As such, you want to make sure that your message is as clear and useful to your audience as possible. Do your research and practice your message in front of your friends to make sure you see the reaction it evokes. If it's negative, then ask your test audience why and take their suggestions into account. It's better to be over-prepared in this case than not, because you'll feel more comfortable that way.

Another key thing to remember is that regular folks aren't usually in the business of yelling at public speakers, even if they dislike their message. The worst reaction you're likely to get in most cases is that your audience will either doze off or leave altogether. One way or another, there's nothing harmful in that to you. So, yes, your message may not always be well-received, but that should just incentivise you to try harder next time -- nothing more.

Find Out What Makes You Anxious

In 90% of cases, anxiety is the key reason why people hate public speaking. But, in order to fight it, you should first figure out what it is about public speaking that makes you anxious in the first place. There are three types of anxiety that hinder public speaking the most: trait, context and audience.

People who suffer from trait anxiety tend to fear all forms of social interaction. For them, striking up a conversation at a party is just as loathsome as making a speech in public. If you suffer from this type of anxiety, then your best fix is to prepare for your speeches extensively and practice. You won't enjoy public speaking completely, but at least you'll feel comfortable enough with it to do it more often.

Context anxiety is the kind of nervousness that only occurs in specific situations. For instance, some people are okay with speaking in meetings or parties, but when they have to address a larger audience, they get anxious. The best way to avoid this kind of anxiety is to practice addressing a bigger audience until it feels natural (which it will). After all, if you're okay with speaking at a meeting, then you can learn to love speaking in front of a larger group of people as well.

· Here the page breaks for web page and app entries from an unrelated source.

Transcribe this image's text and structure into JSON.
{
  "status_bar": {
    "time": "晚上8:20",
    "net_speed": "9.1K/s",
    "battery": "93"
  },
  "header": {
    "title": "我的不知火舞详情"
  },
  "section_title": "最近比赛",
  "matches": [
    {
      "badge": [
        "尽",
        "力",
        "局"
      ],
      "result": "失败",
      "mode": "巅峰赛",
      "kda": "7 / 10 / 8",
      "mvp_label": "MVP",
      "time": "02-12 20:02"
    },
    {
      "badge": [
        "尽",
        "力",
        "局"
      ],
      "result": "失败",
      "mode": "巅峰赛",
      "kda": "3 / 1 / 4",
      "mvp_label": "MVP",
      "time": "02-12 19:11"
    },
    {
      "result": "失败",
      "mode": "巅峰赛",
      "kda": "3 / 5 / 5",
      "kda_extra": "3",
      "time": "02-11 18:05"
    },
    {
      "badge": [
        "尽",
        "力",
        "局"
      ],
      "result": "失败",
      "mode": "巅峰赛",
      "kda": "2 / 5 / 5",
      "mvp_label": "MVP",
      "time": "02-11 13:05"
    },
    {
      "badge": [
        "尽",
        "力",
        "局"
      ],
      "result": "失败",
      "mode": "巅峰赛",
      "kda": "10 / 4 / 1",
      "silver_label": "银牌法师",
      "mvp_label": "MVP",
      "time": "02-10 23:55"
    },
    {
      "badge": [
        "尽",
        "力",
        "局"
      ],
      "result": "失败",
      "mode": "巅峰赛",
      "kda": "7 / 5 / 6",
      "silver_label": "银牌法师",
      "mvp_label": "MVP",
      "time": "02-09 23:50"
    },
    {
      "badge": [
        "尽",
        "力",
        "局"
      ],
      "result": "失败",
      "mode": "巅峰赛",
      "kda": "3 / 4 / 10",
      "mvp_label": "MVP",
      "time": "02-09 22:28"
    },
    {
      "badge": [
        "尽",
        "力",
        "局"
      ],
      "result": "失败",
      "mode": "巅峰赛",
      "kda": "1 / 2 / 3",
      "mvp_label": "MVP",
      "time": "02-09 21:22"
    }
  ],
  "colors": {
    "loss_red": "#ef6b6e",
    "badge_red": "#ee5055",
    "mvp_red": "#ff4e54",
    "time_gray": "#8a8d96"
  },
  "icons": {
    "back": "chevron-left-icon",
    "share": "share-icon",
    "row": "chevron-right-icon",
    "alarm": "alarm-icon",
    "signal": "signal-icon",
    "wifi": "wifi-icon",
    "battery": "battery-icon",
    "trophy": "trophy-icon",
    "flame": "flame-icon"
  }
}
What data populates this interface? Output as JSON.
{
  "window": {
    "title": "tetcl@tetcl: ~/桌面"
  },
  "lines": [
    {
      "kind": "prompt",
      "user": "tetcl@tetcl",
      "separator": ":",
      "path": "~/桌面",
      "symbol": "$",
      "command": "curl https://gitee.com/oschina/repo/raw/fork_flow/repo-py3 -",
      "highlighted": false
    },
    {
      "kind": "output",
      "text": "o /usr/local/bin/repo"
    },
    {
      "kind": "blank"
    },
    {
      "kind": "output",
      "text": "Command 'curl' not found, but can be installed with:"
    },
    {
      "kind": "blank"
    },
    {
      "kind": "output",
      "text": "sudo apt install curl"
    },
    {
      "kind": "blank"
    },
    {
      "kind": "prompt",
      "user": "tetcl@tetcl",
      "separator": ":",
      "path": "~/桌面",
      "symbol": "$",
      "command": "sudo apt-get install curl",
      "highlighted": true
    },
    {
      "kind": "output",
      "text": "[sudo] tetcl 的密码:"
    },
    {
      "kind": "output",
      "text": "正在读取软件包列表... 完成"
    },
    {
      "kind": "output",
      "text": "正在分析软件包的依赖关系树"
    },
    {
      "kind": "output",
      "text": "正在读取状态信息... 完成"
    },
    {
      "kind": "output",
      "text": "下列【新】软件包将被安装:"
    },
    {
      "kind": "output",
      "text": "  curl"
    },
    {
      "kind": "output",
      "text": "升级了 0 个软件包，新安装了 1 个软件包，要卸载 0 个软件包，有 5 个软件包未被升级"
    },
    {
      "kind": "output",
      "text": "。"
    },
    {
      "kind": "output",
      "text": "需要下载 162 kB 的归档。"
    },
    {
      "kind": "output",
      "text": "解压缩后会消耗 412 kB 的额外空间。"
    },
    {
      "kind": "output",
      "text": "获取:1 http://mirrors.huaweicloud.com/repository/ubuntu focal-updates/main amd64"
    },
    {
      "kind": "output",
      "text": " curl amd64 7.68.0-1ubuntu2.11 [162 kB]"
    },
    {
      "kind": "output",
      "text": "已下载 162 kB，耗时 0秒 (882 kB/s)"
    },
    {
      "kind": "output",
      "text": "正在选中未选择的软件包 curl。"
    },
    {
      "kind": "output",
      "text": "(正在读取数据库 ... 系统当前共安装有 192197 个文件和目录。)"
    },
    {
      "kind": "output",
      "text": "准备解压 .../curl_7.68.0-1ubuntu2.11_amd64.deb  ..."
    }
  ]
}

Some people are just anxious about certain types of public speaking. For instance, if you're a student, you may be fine with addressing a group of fellow students, but if you decide to address teachers, you'd instantly feel nervous. That's because one group of people is on the same social level as you, while the other is a few levels above you. This is known as audience anxiety. If that's your problem, then you're actually very close to enjoying public speaking. All you need to do is imagine that the group you're addressing consists either of your peers or subordinates. By giving yourself power over them, you'll feel more comfortable to give them your speech.

So, the biggest take-away here is that you should practice public speaking as often as possible, while mentally putting yourself above your audience. That way, you'll feel like you have power over them, which will coerce them into listening to you.

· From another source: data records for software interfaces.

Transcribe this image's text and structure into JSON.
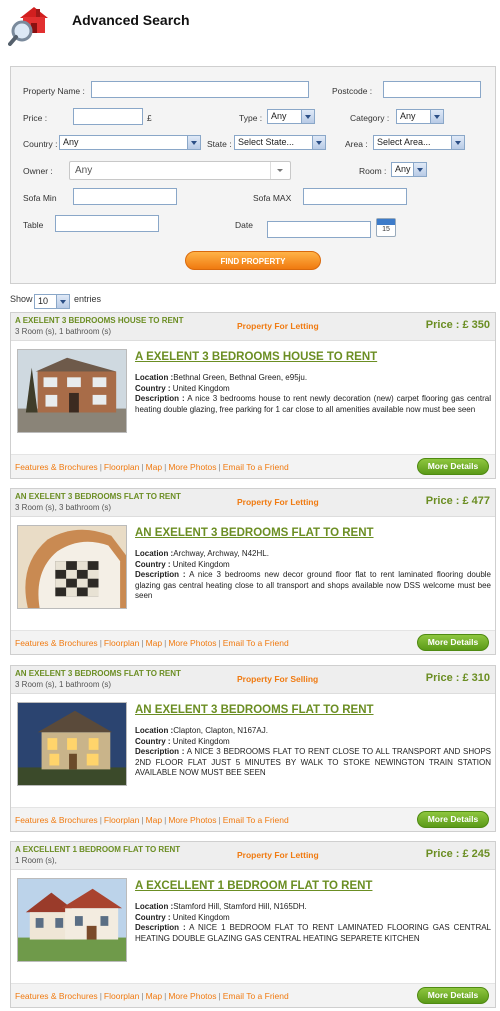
{
  "header": {
    "title": "Advanced Search",
    "icon": "house-search-icon"
  },
  "form": {
    "property_name_label": "Property Name :",
    "postcode_label": "Postcode :",
    "price_label": "Price :",
    "currency_symbol": "£",
    "type_label": "Type :",
    "type_value": "Any",
    "category_label": "Category :",
    "category_value": "Any",
    "country_label": "Country :",
    "country_value": "Any",
    "state_label": "State :",
    "state_value": "Select State...",
    "area_label": "Area :",
    "area_value": "Select Area...",
    "owner_label": "Owner :",
    "owner_value": "Any",
    "room_label": "Room :",
    "room_value": "Any",
    "sofa_min_label": "Sofa Min",
    "sofa_max_label": "Sofa MAX",
    "table_label": "Table",
    "date_label": "Date",
    "calendar_day": "15",
    "find_button": "FIND PROPERTY"
  },
  "entries": {
    "show_label": "Show",
    "value": "10",
    "suffix": "entries"
  },
  "listings": [
    {
      "title_caps": "A EXELENT 3 BEDROOMS HOUSE TO RENT",
      "rooms": "3 Room (s), 1 bathroom (s)",
      "type": "Property For Letting",
      "price": "Price : £ 350",
      "link": "A EXELENT 3 BEDROOMS HOUSE TO RENT",
      "location_label": "Location :",
      "location": "Bethnal Green, Bethnal Green, e95ju.",
      "country_label": "Country :",
      "country": "United Kingdom",
      "description_label": "Description :",
      "description": "A nice 3 bedrooms house to rent newly decoration (new) carpet flooring gas central heating double glazing, free parking for 1 car close to all amenities available now must bee seen",
      "photo": "brick-house-photo"
    },
    {
      "title_caps": "AN EXELENT 3 BEDROOMS FLAT TO RENT",
      "rooms": "3 Room (s), 3 bathroom (s)",
      "type": "Property For Letting",
      "price": "Price : £ 477",
      "link": "AN EXELENT 3 BEDROOMS FLAT TO RENT",
      "location_label": "Location :",
      "location": "Archway, Archway, N42HL.",
      "country_label": "Country :",
      "country": "United Kingdom",
      "description_label": "Description :",
      "description": "A nice 3 bedrooms new decor ground floor flat to rent laminated flooring double glazing gas central heating close to all transport and shops available now DSS welcome must bee seen",
      "photo": "staircase-photo"
    },
    {
      "title_caps": "AN EXELENT 3 BEDROOMS FLAT TO RENT",
      "rooms": "3 Room (s), 1 bathroom (s)",
      "type": "Property For Selling",
      "price": "Price : £ 310",
      "link": "AN EXELENT 3 BEDROOMS FLAT TO RENT",
      "location_label": "Location :",
      "location": "Clapton, Clapton, N167AJ.",
      "country_label": "Country :",
      "country": "United Kingdom",
      "description_label": "Description :",
      "description": "A NICE 3 BEDROOMS FLAT TO RENT CLOSE TO ALL TRANSPORT AND SHOPS 2ND FLOOR FLAT JUST 5 MINUTES BY WALK TO STOKE NEWINGTON TRAIN STATION AVAILABLE NOW MUST BEE SEEN",
      "photo": "night-house-photo"
    },
    {
      "title_caps": "A EXCELLENT 1 BEDROOM FLAT TO RENT",
      "rooms": "1 Room (s),",
      "type": "Property For Letting",
      "price": "Price : £ 245",
      "link": "A EXCELLENT 1 BEDROOM FLAT TO RENT",
      "location_label": "Location :",
      "location": "Stamford Hill, Stamford Hill, N165DH.",
      "country_label": "Country :",
      "country": "United Kingdom",
      "description_label": "Description :",
      "description": "A NICE 1 BEDROOM FLAT TO RENT LAMINATED FLOORING GAS CENTRAL HEATING DOUBLE GLAZING GAS CENTRAL HEATING SEPARETE KITCHEN",
      "photo": "villa-photo"
    }
  ],
  "card_tools": [
    "Features & Brochures",
    "Floorplan",
    "Map",
    "More Photos",
    "Email To a Friend"
  ],
  "more_details_label": "More Details",
  "colors": {
    "accent_green": "#6b8e23",
    "accent_orange": "#f07a10"
  }
}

Unexpected Benefits of Public Speaking

Learning to enjoy public speaking can yield you more benefits than you might think. You would be able to make more friends, become a better negotiator and even grow into a fine leader.

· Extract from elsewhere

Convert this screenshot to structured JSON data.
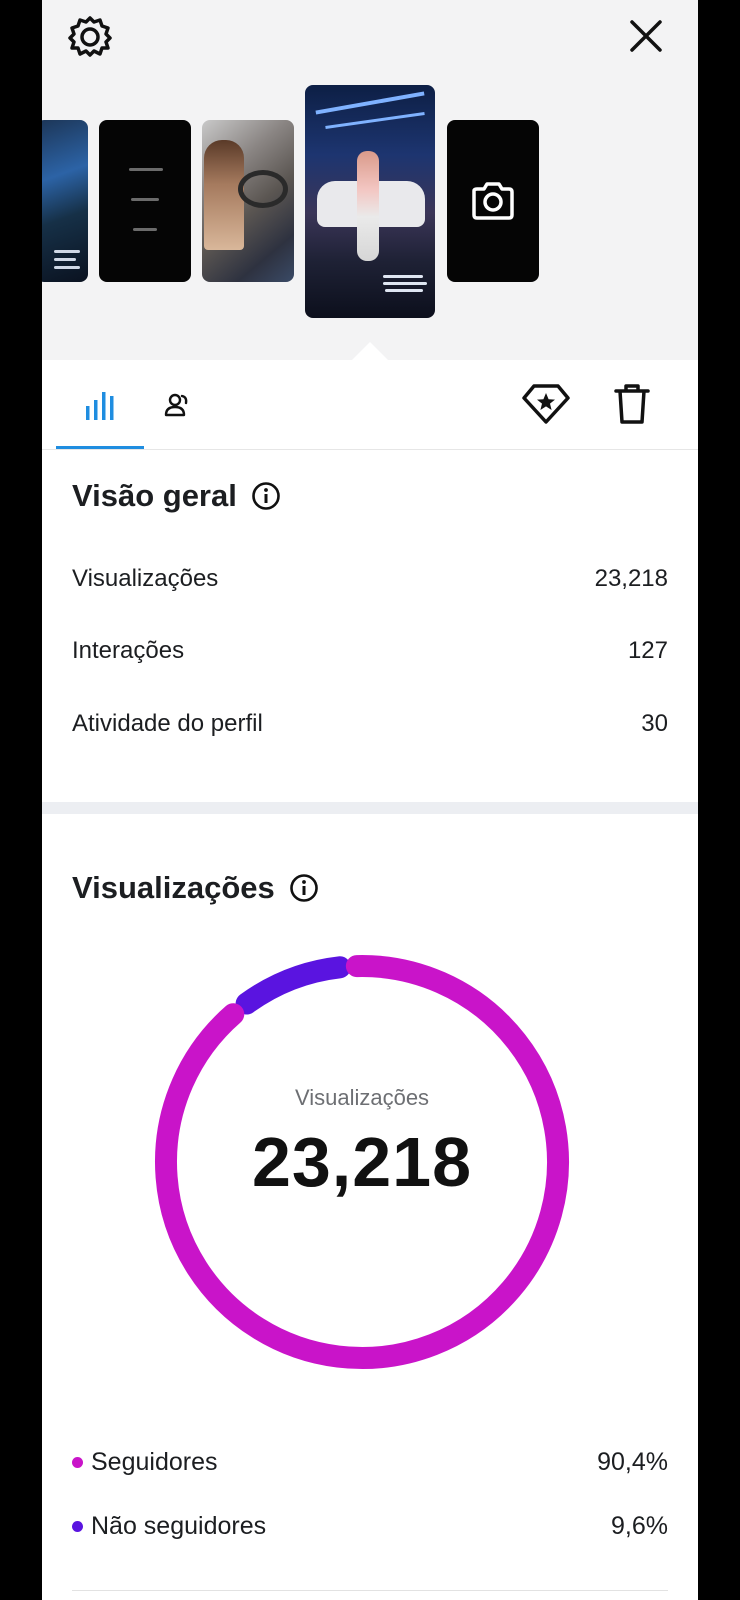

People look up to public speakers because they have power and confidence. Once you show them that you have both, they will eventually follow you into anything. Your network of friends would also expand since you would no longer feel threatened when talking to strangers during parties or other social events. And if you ever decide to negotiate a higher pay with your boss or a lower price with a salesperson, the confidence level gained from public speaking would let you achieve desired results every time.

In a nutshell, you would feel more empowered in life, which would let you take more control over the events that unfold around you, gaining you more success and - hopefully - more money.

Image courtesy of James Mitchel.